• **TO DO**
Filter out all lines without the word "author" from the data below, please, and copy the rest.

[Page and application data records]

______

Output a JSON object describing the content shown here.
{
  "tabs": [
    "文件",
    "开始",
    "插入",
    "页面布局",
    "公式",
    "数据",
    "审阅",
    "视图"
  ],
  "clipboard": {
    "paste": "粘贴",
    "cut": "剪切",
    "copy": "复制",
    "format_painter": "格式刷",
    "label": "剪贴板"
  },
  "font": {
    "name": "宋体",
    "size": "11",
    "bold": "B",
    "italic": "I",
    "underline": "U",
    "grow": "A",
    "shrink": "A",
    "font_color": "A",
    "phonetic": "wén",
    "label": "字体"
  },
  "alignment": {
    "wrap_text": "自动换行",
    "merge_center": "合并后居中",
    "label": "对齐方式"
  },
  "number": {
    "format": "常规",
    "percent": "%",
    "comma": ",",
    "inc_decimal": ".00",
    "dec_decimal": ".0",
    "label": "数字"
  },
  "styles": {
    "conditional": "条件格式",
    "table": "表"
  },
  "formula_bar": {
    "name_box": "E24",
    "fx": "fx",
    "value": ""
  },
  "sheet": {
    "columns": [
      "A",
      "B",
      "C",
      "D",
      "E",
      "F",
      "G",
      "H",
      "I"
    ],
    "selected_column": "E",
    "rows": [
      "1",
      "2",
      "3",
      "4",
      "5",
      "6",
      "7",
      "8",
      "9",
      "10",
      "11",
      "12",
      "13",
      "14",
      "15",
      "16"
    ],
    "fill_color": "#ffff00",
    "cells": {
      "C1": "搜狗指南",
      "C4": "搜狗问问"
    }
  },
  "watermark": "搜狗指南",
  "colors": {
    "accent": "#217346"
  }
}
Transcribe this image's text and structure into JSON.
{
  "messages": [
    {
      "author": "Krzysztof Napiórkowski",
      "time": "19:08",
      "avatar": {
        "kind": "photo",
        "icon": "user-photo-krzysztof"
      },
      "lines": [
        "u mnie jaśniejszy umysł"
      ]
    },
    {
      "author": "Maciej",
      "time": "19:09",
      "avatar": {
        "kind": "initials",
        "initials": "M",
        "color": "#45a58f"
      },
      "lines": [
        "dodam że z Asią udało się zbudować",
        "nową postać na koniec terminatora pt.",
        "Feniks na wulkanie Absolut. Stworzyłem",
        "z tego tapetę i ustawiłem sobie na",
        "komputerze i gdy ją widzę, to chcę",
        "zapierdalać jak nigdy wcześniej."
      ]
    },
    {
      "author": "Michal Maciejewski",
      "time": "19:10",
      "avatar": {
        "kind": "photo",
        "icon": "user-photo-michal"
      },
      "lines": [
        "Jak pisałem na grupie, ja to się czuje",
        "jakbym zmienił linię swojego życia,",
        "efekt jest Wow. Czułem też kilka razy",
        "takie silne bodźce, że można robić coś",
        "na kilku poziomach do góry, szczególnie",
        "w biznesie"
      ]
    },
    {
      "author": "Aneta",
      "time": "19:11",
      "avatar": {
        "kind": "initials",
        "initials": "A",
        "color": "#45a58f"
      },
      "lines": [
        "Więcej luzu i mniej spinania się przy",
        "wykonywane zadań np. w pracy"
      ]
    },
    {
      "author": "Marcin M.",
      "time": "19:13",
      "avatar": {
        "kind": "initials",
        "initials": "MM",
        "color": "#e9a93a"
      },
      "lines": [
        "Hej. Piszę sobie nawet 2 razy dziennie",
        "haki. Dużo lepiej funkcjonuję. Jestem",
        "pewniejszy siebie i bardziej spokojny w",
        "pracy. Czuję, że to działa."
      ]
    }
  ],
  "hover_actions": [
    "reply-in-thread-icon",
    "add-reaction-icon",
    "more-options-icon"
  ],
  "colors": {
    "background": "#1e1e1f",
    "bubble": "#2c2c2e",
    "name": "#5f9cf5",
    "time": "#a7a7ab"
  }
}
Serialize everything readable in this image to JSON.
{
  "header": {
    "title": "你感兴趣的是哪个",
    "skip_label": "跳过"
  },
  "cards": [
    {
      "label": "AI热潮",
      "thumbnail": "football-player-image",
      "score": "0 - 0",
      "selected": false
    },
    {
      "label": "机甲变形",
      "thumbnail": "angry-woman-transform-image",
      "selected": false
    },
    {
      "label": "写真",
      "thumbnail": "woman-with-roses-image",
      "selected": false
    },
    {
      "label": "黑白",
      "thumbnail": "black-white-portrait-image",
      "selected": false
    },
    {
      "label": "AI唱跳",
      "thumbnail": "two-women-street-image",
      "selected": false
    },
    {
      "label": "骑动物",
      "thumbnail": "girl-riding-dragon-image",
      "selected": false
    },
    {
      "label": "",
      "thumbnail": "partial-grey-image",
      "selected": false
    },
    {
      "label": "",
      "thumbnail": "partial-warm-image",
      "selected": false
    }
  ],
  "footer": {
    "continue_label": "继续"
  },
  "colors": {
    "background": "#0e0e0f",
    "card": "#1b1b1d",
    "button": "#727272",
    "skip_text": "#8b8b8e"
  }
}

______

• **TASK RESULT**
      "author": "Krzysztof Napiórkowski",
      "author": "Maciej",
      "author": "Michal Maciejewski",
      "author": "Aneta",
      "author": "Marcin M.",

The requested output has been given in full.